In 809 Myra fell to Arab troops under Harun al-Rashid after a siege. The town went into a decline afterwards. Early in the reign of Alexius I Comnenus, (reigned 1081 - 1118). Myra was again overtaken by Islamic invaders, this time Seljuks. In the confusion sailors from Bari, Italy seized the remains of Saint Nicholas, over the objections of the monks caring for them, and spirited the bones away to Bari, where they arrived on May 9, 1087, and soon brought that city pilgrim visitors.
The earliest church of St. Nicholas at Myra (see illustration) was built in the 6th century. The present-day church stems mainly from the 8th century; a monastery was added in the second half of the 11th century.

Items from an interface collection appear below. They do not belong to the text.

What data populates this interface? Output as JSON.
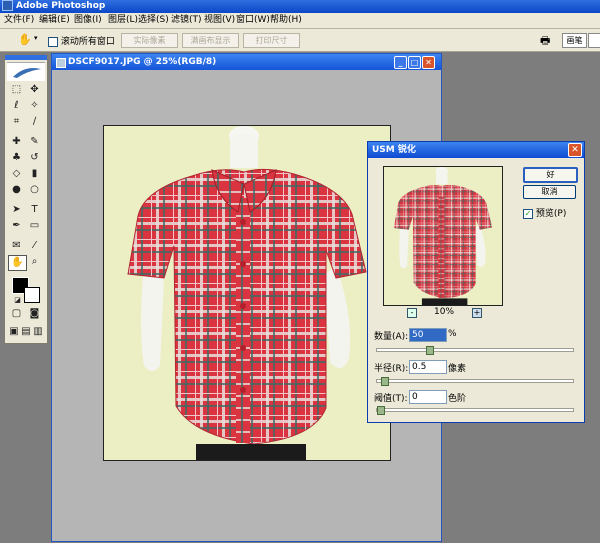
{
  "app": {
    "title": "Adobe Photoshop"
  },
  "menu": [
    "文件(F)",
    "编辑(E)",
    "图像(I)",
    "图层(L)",
    "选择(S)",
    "滤镜(T)",
    "视图(V)",
    "窗口(W)",
    "帮助(H)"
  ],
  "options": {
    "scroll_all": "滚动所有窗口",
    "actual_pixels": "实际像素",
    "fit_on_screen": "满画布显示",
    "print_size": "打印尺寸",
    "palette_tab": "画笔"
  },
  "document": {
    "title": "DSCF9017.JPG @ 25%(RGB/8)"
  },
  "usm": {
    "title": "USM 锐化",
    "ok": "好",
    "cancel": "取消",
    "preview": "预览(P)",
    "zoom_out": "-",
    "zoom_in": "+",
    "zoom": "10%",
    "amount_label": "数量(A):",
    "amount_value": "50",
    "amount_unit": "%",
    "amount_level": 0.26,
    "radius_label": "半径(R):",
    "radius_value": "0.5",
    "radius_unit": "像素",
    "radius_level": 0.02,
    "threshold_label": "阈值(T):",
    "threshold_value": "0",
    "threshold_unit": "色阶",
    "threshold_level": 0.0
  },
  "colors": {
    "shirt": "#d9343f",
    "background": "#ecefc4",
    "titlebar": "#1554d8"
  }
}
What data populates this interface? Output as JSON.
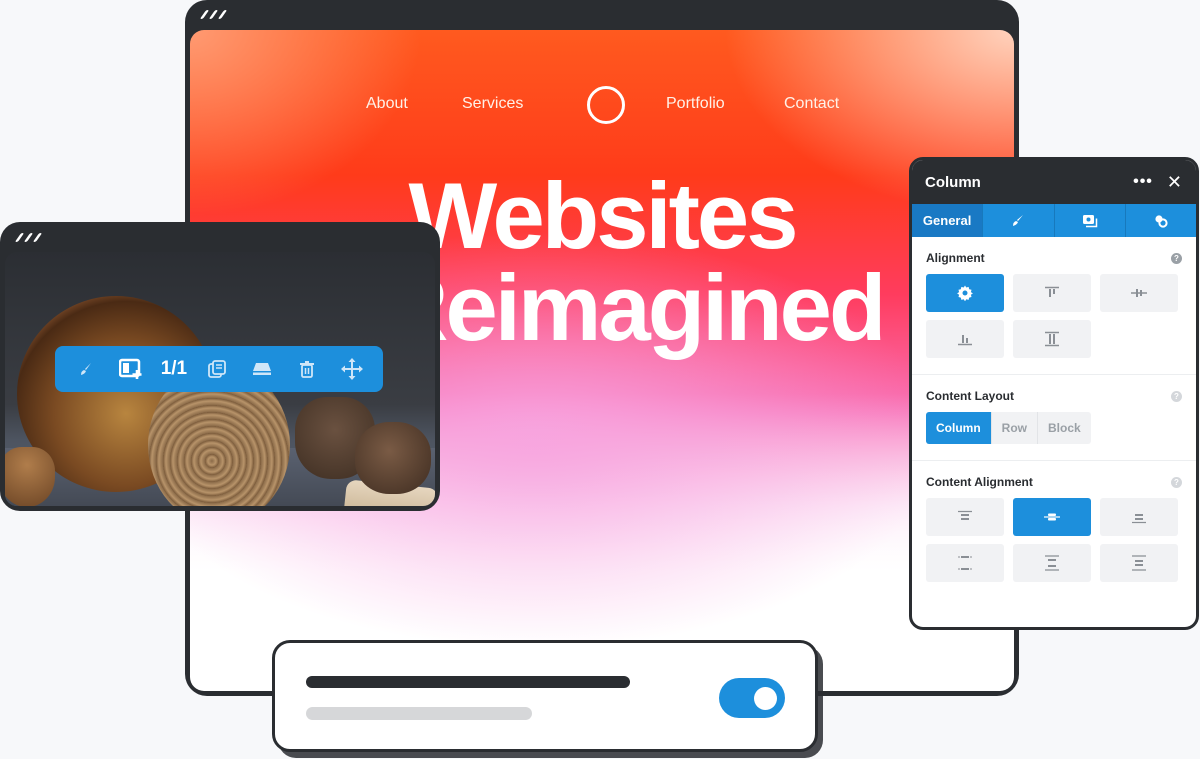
{
  "main_window": {
    "nav": {
      "links": [
        {
          "label": "About"
        },
        {
          "label": "Services"
        },
        {
          "label": "Portfolio"
        },
        {
          "label": "Contact"
        }
      ],
      "logo_icon": "circle-logo-icon"
    },
    "hero": {
      "line1": "Websites",
      "line2": "Reimagined"
    }
  },
  "image_window": {
    "image_description": "wooden bowls and wood slab still life",
    "toolbar": {
      "items": [
        {
          "icon": "brush-icon"
        },
        {
          "icon": "add-column-icon"
        },
        {
          "label": "1/1"
        },
        {
          "icon": "duplicate-icon"
        },
        {
          "icon": "save-icon"
        },
        {
          "icon": "trash-icon"
        },
        {
          "icon": "move-icon"
        }
      ]
    }
  },
  "panel": {
    "title": "Column",
    "more_icon": "more-horizontal-icon",
    "close_icon": "close-icon",
    "tabs": [
      {
        "label": "General",
        "active": true
      },
      {
        "icon": "brush-icon"
      },
      {
        "icon": "image-stack-icon"
      },
      {
        "icon": "advanced-icon"
      }
    ],
    "sections": {
      "alignment": {
        "title": "Alignment",
        "options": [
          "settings",
          "top",
          "center",
          "bottom",
          "stretch"
        ],
        "selected": "settings"
      },
      "content_layout": {
        "title": "Content Layout",
        "options": [
          "Column",
          "Row",
          "Block"
        ],
        "selected": "Column"
      },
      "content_alignment": {
        "title": "Content Alignment",
        "options": [
          "top",
          "center",
          "bottom",
          "space-around",
          "space-between",
          "space-evenly"
        ],
        "selected": "center"
      }
    }
  },
  "toggle_card": {
    "toggle_on": true
  },
  "colors": {
    "accent": "#1d8fdc",
    "frame": "#2a2d31",
    "background": "#f7f8fa"
  }
}
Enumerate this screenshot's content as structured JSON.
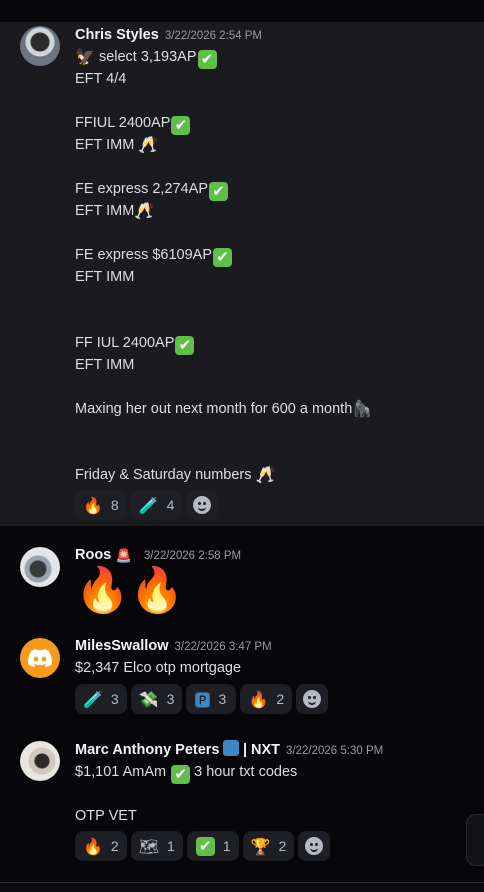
{
  "messages": [
    {
      "author": "Chris Styles",
      "timestamp": "3/22/2026 2:54 PM",
      "lines": [
        "select 3,193AP",
        "EFT 4/4",
        "FFIUL 2400AP",
        "EFT IMM",
        "FE express 2,274AP",
        "EFT IMM",
        "FE express $6109AP",
        "EFT IMM",
        "FF IUL 2400AP",
        "EFT IMM",
        "Maxing her out next month for 600 a month",
        "Friday & Saturday numbers"
      ],
      "reactions": [
        {
          "icon": "fire",
          "glyph": "🔥",
          "count": "8"
        },
        {
          "icon": "test-tube",
          "glyph": "🧪",
          "count": "4"
        }
      ]
    },
    {
      "author": "Roos",
      "timestamp": "3/22/2026 2:58 PM",
      "big_emoji": "🔥🔥"
    },
    {
      "author": "MilesSwallow",
      "timestamp": "3/22/2026 3:47 PM",
      "lines": [
        "$2,347 Elco otp mortgage"
      ],
      "reactions": [
        {
          "icon": "test-tube",
          "glyph": "🧪",
          "count": "3"
        },
        {
          "icon": "money-wings",
          "glyph": "💸",
          "count": "3"
        },
        {
          "icon": "parking-p",
          "glyph": "🅿",
          "count": "3"
        },
        {
          "icon": "fire",
          "glyph": "🔥",
          "count": "2"
        }
      ]
    },
    {
      "author": "Marc Anthony Peters",
      "author_suffix": "| NXT",
      "timestamp": "3/22/2026 5:30 PM",
      "lines": [
        "$1,101 AmAm",
        "3 hour txt codes",
        "OTP VET"
      ],
      "reactions": [
        {
          "icon": "fire",
          "glyph": "🔥",
          "count": "2"
        },
        {
          "icon": "map",
          "glyph": "🗺",
          "count": "1"
        },
        {
          "icon": "check",
          "glyph": "✔",
          "count": "1"
        },
        {
          "icon": "trophy",
          "glyph": "🏆",
          "count": "2"
        }
      ]
    }
  ],
  "glyphs": {
    "check": "✔",
    "cheers": "🥂",
    "eagle": "🦅",
    "gorilla": "🦍",
    "siren": "🚨"
  },
  "colors": {
    "background": "#070709",
    "highlight": "#1b1b1f",
    "check_green": "#5fbf4a",
    "reaction_bg": "#1e1f24"
  }
}
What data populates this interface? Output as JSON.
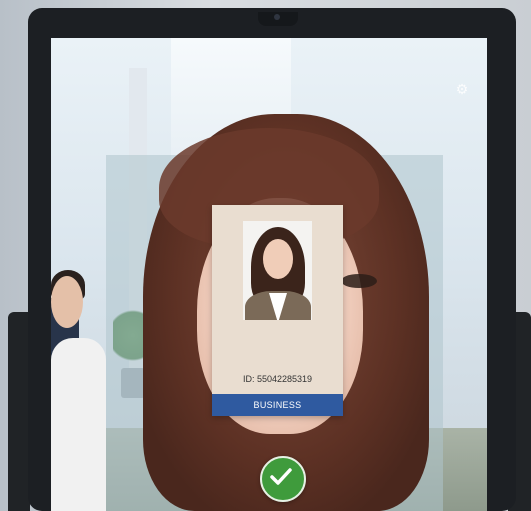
{
  "id_card": {
    "id_label": "ID: 55042285319",
    "category": "BUSINESS",
    "band_color": "#2f5aa0"
  },
  "status": {
    "verification_icon": "checkmark-circle-icon",
    "color": "#3f9b3c"
  },
  "toolbar": {
    "settings_icon": "settings-icon"
  }
}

In 1863 Czar Alexander II of Russia bought the building and started to have it restored, but the work was never finished. In 1963 the eastern and southern sides of the church was excavated, in 1968 the former burial of St. Nicholas was roofed over. The floor of the church is made of opus sectile, a mosaic of coloured marble, and there are some remains of wall-paintings. A Greek marble sarcophagus had been reused to bury the Saint, but his bones were stolen in 1087 by merchants from Bari (See above).
Last updated: 05-28-2005 16:08:45
Last updated: 08-18-2005 06:50:41